My late mother left a registered will leaving her share of property to me among other things and some property to my brother. The two witnesses have both turned hostile and refuse to testify and one was cropss examined and said it was not signed in her presence. I feel the sb registrar has followed his procedure and the witness is lying.
What options do I have to prove the will? call teh sub registrar as a witness? forensic examination of teh signatures ion the will? What can I do?
my brother is using this to claim my share of the property.
You are having a bump in the road to probate. Try to understand why the witnessses have become hostile ? Is it money? Your brother;s influence ? or something else.
In today's world ,technology can help. Their signatures can be verified by comparison of their regular handwriting and signatures on other documents..by a hand writing expert. The age of the paper and age of ink can be determined to close extent by experts.
But all this takes time and money and I don't know if Indian judges even allow such evidence. Ask a lawyer. Try to collect as much circumstantial evidence as possible. People who knew about will, other relevant facts about Wil etc.
If the will is registered..you are in a stronger place.
Where have the witnesses turned hostile, before a court of law? From your writing it appears that you have not gone to court and they are not denying in front of a judge or a magistrate? A probate is not required in MP. It is OK if all concerned accept the will. Sometimes even all concerned accepting the will will not be sufficient. For instance if you want to sell the property now or later, the buyer is not going to search for the witnesses to satisfy himself that the wiil is genuine. Probate or no probate if you want to enforce a will you have to approach a court of law. Approaching a court of law amounts to applying for a probate. You approach the court with the will and pray to the court to order that you are now the rightful owner. According to you the witnesses are not denying that it was their signaures. They are only denying that the testator signed in their presence. Hence forensic examination of the signatures is not necessary. Also standing in the witness box they may not dare to tell a lie. They will be cross-examined by your lawyer.

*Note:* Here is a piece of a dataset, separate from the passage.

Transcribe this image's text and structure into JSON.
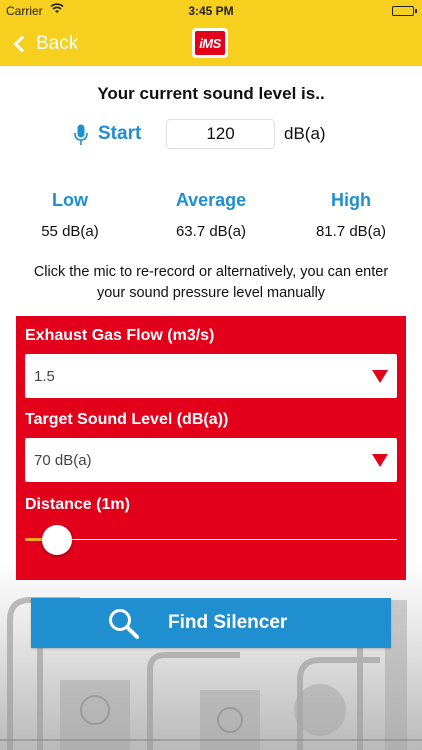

The witness said before teh court during cross examination that she was called in by teh registrar to sign as a witness. AT that time my mother had already signed. Maybe that was the procedure. Both went to the registrar's office together and came back together in the same car.
Why did you go to court? What did your lawyer tell the court after the cross examination? Your mother and the witness went together to the Registrar's office. Your mother signed before the registrar. The witness signed before the registrar. Both were done at the same time. If the witness did not see your mother signing, what for she was thinking that she was signing? The testator and the witnesses appeared before the Registrar at the same time and signed on the document one after the other right before the registrar. Is this not sufficient for the court? If the court has given an adverse verdict go on appeal.
How long back was the registration done? Will it be possible to get the registrar or other staff in the registrar's office who were present at the time of registration. If so first you personally meet them and talk to them before calling them as witness. Remember they are less of witnesses than the witnesses who have signed on the documents. They can easily try to escape saying so many people come people and how they can remember a particular case. The opposite side lawyer will also cross examine them and ask them how they are remembering. As the witnesses have not said that they did not sign the document, forensic examination of the signatures or handwriting is irrelevant here. Do not get diverted. Many times wills are not registered. In your case the will has been registered. That itself is solid evidence. It would be atrocious if the will was not accepted.